→ **Data in this exercise**:
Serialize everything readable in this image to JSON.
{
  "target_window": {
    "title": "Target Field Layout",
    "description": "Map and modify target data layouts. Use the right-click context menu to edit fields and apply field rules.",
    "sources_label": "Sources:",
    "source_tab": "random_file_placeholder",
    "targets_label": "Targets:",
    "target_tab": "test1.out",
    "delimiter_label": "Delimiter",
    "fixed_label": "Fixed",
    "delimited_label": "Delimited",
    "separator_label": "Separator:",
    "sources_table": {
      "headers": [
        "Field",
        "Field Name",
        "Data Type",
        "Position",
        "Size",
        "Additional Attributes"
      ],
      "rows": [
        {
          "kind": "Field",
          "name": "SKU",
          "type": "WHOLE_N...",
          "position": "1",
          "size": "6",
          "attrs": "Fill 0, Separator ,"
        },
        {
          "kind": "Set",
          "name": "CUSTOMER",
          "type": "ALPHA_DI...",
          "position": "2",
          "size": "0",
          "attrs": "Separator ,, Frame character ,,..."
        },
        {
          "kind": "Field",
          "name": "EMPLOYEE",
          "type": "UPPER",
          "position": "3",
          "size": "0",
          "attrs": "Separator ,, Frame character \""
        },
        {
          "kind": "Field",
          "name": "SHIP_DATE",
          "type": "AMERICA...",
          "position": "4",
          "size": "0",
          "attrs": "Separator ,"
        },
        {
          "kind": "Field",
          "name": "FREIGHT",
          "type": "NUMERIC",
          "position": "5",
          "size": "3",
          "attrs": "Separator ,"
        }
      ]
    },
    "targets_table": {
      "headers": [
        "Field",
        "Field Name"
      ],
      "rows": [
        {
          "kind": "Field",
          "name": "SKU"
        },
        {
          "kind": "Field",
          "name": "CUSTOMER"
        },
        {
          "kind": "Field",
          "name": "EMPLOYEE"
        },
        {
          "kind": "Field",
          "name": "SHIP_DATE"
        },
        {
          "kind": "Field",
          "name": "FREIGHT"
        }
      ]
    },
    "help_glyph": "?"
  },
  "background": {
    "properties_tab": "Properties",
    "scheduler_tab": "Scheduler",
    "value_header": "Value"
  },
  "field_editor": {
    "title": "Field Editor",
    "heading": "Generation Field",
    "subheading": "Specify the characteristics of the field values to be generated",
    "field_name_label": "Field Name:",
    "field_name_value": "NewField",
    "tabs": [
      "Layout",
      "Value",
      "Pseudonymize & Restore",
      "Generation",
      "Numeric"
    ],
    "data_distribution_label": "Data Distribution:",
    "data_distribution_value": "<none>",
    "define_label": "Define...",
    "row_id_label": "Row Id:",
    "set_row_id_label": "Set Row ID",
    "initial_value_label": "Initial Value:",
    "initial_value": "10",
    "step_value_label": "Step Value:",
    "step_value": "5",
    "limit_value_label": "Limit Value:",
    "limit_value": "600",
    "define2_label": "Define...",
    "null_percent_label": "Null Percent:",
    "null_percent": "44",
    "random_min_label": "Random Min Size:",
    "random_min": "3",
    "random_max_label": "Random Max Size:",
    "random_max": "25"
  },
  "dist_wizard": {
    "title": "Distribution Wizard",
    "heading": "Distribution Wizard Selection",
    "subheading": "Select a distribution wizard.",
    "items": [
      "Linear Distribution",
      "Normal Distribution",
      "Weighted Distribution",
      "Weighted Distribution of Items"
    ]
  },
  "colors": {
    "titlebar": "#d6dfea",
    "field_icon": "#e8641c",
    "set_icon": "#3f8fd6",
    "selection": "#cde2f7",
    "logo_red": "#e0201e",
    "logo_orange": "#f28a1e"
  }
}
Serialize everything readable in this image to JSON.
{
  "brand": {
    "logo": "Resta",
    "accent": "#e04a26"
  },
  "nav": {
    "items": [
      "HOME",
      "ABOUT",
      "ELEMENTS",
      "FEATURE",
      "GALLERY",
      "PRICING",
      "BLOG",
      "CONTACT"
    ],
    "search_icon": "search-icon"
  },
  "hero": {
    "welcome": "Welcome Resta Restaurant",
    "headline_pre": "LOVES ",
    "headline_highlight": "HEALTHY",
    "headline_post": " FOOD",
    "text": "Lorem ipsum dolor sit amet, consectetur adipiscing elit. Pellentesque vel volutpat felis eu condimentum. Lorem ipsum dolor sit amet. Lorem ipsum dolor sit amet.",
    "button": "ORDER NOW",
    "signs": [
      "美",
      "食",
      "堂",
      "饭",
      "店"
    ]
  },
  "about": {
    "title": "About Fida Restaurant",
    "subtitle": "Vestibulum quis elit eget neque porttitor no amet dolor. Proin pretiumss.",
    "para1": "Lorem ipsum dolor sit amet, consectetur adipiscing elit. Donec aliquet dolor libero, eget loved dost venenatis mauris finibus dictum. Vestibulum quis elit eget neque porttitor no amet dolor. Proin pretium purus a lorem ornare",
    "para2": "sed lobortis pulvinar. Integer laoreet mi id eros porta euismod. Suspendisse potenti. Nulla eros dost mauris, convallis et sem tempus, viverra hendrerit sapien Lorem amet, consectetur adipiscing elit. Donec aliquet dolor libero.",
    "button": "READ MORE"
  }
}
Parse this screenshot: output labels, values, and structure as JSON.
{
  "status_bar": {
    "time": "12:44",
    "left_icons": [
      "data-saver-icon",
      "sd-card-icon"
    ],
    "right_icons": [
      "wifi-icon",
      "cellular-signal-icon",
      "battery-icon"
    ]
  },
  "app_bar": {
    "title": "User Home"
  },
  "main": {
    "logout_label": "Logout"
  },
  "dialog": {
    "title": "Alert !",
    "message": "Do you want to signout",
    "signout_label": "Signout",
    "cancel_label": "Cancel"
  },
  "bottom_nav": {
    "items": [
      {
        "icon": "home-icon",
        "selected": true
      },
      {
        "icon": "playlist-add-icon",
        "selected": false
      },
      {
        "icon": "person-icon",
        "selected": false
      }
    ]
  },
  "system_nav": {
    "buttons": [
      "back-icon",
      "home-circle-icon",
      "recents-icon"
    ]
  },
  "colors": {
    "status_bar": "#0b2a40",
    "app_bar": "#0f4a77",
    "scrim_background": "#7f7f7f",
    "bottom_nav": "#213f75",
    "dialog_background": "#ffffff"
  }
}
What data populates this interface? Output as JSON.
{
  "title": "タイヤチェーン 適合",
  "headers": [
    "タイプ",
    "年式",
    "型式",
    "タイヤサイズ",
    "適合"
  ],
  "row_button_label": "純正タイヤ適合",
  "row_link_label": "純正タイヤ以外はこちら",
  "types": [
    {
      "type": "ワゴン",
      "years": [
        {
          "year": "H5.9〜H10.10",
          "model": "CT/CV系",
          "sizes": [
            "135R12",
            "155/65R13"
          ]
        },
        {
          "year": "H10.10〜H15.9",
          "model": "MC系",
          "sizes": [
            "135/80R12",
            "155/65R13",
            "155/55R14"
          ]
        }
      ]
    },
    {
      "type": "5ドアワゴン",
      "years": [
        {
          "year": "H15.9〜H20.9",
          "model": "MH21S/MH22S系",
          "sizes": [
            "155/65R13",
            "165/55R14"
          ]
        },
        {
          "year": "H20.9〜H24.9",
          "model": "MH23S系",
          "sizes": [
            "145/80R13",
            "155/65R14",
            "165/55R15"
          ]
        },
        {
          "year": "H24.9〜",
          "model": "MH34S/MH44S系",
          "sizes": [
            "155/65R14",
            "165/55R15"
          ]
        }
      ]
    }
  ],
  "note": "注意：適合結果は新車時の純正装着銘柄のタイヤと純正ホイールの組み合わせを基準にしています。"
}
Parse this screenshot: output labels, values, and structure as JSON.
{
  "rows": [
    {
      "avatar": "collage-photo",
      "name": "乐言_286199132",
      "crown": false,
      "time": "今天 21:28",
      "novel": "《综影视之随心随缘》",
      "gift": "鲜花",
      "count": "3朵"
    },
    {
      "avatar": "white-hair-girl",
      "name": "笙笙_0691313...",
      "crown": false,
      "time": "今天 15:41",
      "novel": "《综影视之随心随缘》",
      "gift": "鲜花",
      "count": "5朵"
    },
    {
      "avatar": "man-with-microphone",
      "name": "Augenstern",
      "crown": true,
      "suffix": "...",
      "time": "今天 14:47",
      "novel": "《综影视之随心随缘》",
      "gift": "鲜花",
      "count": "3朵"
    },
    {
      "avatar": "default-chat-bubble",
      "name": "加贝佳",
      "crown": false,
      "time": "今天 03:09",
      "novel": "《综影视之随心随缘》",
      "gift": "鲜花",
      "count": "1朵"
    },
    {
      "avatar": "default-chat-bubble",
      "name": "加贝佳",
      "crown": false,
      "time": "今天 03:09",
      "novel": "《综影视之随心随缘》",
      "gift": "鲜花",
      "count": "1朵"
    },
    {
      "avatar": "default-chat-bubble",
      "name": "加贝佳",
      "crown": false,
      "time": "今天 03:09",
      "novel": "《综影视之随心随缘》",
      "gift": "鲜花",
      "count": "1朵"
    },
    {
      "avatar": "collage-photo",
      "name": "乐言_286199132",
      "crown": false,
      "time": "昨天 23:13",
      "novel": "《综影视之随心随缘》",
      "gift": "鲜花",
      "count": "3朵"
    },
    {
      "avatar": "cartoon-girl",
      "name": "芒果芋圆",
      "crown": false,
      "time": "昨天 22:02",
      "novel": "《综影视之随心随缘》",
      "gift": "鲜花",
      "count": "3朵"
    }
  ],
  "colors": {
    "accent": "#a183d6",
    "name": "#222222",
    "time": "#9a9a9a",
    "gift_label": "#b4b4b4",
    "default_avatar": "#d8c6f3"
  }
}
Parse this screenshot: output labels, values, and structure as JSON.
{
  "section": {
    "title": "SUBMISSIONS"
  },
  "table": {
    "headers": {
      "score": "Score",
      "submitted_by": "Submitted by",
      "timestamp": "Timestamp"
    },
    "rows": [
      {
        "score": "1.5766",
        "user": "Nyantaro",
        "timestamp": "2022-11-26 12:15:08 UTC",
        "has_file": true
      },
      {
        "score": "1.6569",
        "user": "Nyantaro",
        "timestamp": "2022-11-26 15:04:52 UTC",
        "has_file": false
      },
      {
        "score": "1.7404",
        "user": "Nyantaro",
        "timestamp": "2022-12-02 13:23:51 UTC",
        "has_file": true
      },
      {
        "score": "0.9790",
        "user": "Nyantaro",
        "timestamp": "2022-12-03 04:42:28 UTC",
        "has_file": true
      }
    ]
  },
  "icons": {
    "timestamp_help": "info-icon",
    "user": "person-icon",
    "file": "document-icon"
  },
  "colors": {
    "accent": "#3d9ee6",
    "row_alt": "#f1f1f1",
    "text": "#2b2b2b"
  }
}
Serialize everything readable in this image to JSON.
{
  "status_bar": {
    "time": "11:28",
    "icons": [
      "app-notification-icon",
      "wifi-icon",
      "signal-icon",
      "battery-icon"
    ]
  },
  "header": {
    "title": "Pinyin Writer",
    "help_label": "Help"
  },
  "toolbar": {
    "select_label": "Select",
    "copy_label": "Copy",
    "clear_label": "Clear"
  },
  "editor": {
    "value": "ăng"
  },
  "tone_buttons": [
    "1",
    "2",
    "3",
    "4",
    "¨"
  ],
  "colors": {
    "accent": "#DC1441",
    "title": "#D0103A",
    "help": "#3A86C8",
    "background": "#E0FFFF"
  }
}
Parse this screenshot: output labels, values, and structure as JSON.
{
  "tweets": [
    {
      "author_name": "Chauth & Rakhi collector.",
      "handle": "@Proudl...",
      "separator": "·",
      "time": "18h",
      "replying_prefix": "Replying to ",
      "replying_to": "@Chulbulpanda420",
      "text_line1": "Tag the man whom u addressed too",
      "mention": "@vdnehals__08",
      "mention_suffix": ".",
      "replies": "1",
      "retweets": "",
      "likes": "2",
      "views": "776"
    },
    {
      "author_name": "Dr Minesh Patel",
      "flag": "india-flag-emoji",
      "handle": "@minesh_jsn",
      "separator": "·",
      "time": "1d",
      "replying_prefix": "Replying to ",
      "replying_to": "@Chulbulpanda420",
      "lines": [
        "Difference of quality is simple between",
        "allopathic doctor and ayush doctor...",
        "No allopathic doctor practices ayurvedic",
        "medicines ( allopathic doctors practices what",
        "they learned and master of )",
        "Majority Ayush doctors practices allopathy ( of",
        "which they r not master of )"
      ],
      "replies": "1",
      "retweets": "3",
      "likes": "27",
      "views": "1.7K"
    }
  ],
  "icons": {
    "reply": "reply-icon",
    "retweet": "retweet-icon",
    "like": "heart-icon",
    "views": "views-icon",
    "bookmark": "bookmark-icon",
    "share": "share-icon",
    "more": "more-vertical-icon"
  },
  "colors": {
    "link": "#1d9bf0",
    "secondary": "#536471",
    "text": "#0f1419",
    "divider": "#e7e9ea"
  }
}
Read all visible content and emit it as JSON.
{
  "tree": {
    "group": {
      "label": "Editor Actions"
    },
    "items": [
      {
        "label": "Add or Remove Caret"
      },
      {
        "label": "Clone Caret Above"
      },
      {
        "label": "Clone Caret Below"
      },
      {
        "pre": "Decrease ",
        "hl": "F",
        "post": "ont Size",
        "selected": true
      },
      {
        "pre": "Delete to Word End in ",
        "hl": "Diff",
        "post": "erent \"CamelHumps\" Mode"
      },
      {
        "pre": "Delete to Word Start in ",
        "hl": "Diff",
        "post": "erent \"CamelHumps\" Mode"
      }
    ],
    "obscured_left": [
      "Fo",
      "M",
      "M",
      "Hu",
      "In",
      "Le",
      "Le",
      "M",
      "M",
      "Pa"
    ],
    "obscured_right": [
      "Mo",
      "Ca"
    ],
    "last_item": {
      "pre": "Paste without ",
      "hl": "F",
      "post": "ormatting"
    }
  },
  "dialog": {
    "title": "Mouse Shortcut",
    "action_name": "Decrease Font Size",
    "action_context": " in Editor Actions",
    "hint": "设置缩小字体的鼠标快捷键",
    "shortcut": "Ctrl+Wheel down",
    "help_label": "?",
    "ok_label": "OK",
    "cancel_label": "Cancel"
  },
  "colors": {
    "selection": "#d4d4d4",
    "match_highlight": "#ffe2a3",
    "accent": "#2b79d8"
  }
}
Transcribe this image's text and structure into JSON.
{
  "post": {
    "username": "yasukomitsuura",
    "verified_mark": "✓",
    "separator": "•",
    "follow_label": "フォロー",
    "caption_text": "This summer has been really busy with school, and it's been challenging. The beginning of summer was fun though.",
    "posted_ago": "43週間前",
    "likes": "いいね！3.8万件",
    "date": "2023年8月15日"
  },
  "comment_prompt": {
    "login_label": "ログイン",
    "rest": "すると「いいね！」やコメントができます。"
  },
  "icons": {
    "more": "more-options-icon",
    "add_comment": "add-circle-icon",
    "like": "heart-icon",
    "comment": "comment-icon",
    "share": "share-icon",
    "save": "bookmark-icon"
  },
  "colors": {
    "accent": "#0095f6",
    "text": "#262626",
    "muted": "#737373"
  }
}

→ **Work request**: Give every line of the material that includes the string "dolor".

→ **Written reply**:
    "text": "Lorem ipsum dolor sit amet, consectetur adipiscing elit. Pellentesque vel volutpat felis eu condimentum. Lorem ipsum dolor sit amet. Lorem ipsum dolor sit amet.",
    "subtitle": "Vestibulum quis elit eget neque porttitor no amet dolor. Proin pretiumss.",
    "para1": "Lorem ipsum dolor sit amet, consectetur adipiscing elit. Donec aliquet dolor libero, eget loved dost venenatis mauris finibus dictum. Vestibulum quis elit eget neque porttitor no amet dolor. Proin pretium purus a lorem ornare",
    "para2": "sed lobortis pulvinar. Integer laoreet mi id eros porta euismod. Suspendisse potenti. Nulla eros dost mauris, convallis et sem tempus, viverra hendrerit sapien Lorem amet, consectetur adipiscing elit. Donec aliquet dolor libero.",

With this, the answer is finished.